## TASK PROMPT
Give back the whole listing exactly as shown.
━━━ DATA FOR PROCESSING
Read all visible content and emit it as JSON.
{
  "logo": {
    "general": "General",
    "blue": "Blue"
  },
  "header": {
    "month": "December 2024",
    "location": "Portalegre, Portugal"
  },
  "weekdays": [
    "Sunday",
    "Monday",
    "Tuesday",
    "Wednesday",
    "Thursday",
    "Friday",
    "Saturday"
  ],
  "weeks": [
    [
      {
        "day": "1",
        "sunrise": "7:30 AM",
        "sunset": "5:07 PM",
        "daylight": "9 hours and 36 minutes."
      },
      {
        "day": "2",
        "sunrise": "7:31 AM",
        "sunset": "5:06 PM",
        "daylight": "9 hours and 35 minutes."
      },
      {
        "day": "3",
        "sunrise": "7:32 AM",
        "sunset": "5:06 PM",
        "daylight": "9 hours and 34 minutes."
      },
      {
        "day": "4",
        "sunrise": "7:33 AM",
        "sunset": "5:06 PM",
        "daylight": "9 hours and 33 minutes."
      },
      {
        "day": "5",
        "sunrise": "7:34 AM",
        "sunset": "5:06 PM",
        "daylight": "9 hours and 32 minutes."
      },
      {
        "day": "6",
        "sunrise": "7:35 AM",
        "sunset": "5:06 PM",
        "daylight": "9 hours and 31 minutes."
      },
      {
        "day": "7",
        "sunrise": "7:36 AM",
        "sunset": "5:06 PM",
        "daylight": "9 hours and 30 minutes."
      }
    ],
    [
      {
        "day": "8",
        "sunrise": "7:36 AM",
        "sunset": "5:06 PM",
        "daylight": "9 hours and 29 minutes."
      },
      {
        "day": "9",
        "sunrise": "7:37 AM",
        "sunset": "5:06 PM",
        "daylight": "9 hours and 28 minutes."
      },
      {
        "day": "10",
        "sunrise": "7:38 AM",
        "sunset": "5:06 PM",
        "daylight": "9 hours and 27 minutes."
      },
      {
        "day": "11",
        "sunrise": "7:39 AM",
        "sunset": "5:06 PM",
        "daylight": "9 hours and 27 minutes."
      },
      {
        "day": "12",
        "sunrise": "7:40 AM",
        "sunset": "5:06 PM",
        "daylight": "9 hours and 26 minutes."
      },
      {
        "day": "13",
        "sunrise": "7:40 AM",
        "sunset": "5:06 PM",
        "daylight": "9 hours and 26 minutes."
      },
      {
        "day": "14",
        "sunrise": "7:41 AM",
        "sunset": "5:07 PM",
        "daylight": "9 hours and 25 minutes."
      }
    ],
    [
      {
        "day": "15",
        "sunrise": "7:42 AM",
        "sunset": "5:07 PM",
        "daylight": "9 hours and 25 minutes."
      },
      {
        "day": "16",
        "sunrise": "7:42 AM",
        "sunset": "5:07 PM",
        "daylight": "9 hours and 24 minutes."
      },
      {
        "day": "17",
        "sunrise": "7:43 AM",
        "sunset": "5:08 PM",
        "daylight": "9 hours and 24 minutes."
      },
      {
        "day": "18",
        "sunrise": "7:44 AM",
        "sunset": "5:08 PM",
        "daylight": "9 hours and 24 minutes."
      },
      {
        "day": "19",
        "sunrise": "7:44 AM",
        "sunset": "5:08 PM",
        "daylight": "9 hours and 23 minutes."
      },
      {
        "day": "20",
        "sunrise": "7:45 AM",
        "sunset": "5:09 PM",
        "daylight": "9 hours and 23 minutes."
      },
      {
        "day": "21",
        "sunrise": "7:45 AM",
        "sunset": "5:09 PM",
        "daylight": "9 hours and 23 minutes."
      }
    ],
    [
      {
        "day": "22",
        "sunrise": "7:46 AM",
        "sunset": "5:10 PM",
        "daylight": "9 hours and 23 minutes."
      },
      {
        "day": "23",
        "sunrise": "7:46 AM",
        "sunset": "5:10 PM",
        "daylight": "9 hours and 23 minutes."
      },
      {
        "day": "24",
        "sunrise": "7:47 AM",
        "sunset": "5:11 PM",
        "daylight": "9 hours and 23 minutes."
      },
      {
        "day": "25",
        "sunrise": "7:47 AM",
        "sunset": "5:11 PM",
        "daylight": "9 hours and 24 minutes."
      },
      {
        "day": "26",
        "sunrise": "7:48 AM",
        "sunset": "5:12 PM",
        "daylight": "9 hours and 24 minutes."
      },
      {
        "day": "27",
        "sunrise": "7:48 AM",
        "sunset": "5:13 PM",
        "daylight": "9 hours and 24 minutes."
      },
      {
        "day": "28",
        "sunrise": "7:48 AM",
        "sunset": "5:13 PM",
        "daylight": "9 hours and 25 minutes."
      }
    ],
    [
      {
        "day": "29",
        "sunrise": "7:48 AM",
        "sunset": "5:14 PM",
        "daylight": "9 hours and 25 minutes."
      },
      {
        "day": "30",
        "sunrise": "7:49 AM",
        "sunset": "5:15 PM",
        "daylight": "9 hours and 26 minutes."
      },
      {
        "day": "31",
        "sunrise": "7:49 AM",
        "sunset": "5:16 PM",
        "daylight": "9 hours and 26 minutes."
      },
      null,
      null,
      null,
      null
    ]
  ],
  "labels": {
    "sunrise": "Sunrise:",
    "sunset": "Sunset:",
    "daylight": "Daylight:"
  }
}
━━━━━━
## WRITTEN SOLUTION
Read all visible content and emit it as JSON.
{
  "logo": {
    "general": "General",
    "blue": "Blue"
  },
  "header": {
    "month": "December 2024",
    "location": "Portalegre, Portugal"
  },
  "weekdays": [
    "Sunday",
    "Monday",
    "Tuesday",
    "Wednesday",
    "Thursday",
    "Friday",
    "Saturday"
  ],
  "weeks": [
    [
      {
        "day": "1",
        "sunrise": "7:30 AM",
        "sunset": "5:07 PM",
        "daylight": "9 hours and 36 minutes."
      },
      {
        "day": "2",
        "sunrise": "7:31 AM",
        "sunset": "5:06 PM",
        "daylight": "9 hours and 35 minutes."
      },
      {
        "day": "3",
        "sunrise": "7:32 AM",
        "sunset": "5:06 PM",
        "daylight": "9 hours and 34 minutes."
      },
      {
        "day": "4",
        "sunrise": "7:33 AM",
        "sunset": "5:06 PM",
        "daylight": "9 hours and 33 minutes."
      },
      {
        "day": "5",
        "sunrise": "7:34 AM",
        "sunset": "5:06 PM",
        "daylight": "9 hours and 32 minutes."
      },
      {
        "day": "6",
        "sunrise": "7:35 AM",
        "sunset": "5:06 PM",
        "daylight": "9 hours and 31 minutes."
      },
      {
        "day": "7",
        "sunrise": "7:36 AM",
        "sunset": "5:06 PM",
        "daylight": "9 hours and 30 minutes."
      }
    ],
    [
      {
        "day": "8",
        "sunrise": "7:36 AM",
        "sunset": "5:06 PM",
        "daylight": "9 hours and 29 minutes."
      },
      {
        "day": "9",
        "sunrise": "7:37 AM",
        "sunset": "5:06 PM",
        "daylight": "9 hours and 28 minutes."
      },
      {
        "day": "10",
        "sunrise": "7:38 AM",
        "sunset": "5:06 PM",
        "daylight": "9 hours and 27 minutes."
      },
      {
        "day": "11",
        "sunrise": "7:39 AM",
        "sunset": "5:06 PM",
        "daylight": "9 hours and 27 minutes."
      },
      {
        "day": "12",
        "sunrise": "7:40 AM",
        "sunset": "5:06 PM",
        "daylight": "9 hours and 26 minutes."
      },
      {
        "day": "13",
        "sunrise": "7:40 AM",
        "sunset": "5:06 PM",
        "daylight": "9 hours and 26 minutes."
      },
      {
        "day": "14",
        "sunrise": "7:41 AM",
        "sunset": "5:07 PM",
        "daylight": "9 hours and 25 minutes."
      }
    ],
    [
      {
        "day": "15",
        "sunrise": "7:42 AM",
        "sunset": "5:07 PM",
        "daylight": "9 hours and 25 minutes."
      },
      {
        "day": "16",
        "sunrise": "7:42 AM",
        "sunset": "5:07 PM",
        "daylight": "9 hours and 24 minutes."
      },
      {
        "day": "17",
        "sunrise": "7:43 AM",
        "sunset": "5:08 PM",
        "daylight": "9 hours and 24 minutes."
      },
      {
        "day": "18",
        "sunrise": "7:44 AM",
        "sunset": "5:08 PM",
        "daylight": "9 hours and 24 minutes."
      },
      {
        "day": "19",
        "sunrise": "7:44 AM",
        "sunset": "5:08 PM",
        "daylight": "9 hours and 23 minutes."
      },
      {
        "day": "20",
        "sunrise": "7:45 AM",
        "sunset": "5:09 PM",
        "daylight": "9 hours and 23 minutes."
      },
      {
        "day": "21",
        "sunrise": "7:45 AM",
        "sunset": "5:09 PM",
        "daylight": "9 hours and 23 minutes."
      }
    ],
    [
      {
        "day": "22",
        "sunrise": "7:46 AM",
        "sunset": "5:10 PM",
        "daylight": "9 hours and 23 minutes."
      },
      {
        "day": "23",
        "sunrise": "7:46 AM",
        "sunset": "5:10 PM",
        "daylight": "9 hours and 23 minutes."
      },
      {
        "day": "24",
        "sunrise": "7:47 AM",
        "sunset": "5:11 PM",
        "daylight": "9 hours and 23 minutes."
      },
      {
        "day": "25",
        "sunrise": "7:47 AM",
        "sunset": "5:11 PM",
        "daylight": "9 hours and 24 minutes."
      },
      {
        "day": "26",
        "sunrise": "7:48 AM",
        "sunset": "5:12 PM",
        "daylight": "9 hours and 24 minutes."
      },
      {
        "day": "27",
        "sunrise": "7:48 AM",
        "sunset": "5:13 PM",
        "daylight": "9 hours and 24 minutes."
      },
      {
        "day": "28",
        "sunrise": "7:48 AM",
        "sunset": "5:13 PM",
        "daylight": "9 hours and 25 minutes."
      }
    ],
    [
      {
        "day": "29",
        "sunrise": "7:48 AM",
        "sunset": "5:14 PM",
        "daylight": "9 hours and 25 minutes."
      },
      {
        "day": "30",
        "sunrise": "7:49 AM",
        "sunset": "5:15 PM",
        "daylight": "9 hours and 26 minutes."
      },
      {
        "day": "31",
        "sunrise": "7:49 AM",
        "sunset": "5:16 PM",
        "daylight": "9 hours and 26 minutes."
      },
      null,
      null,
      null,
      null
    ]
  ],
  "labels": {
    "sunrise": "Sunrise:",
    "sunset": "Sunset:",
    "daylight": "Daylight:"
  }
}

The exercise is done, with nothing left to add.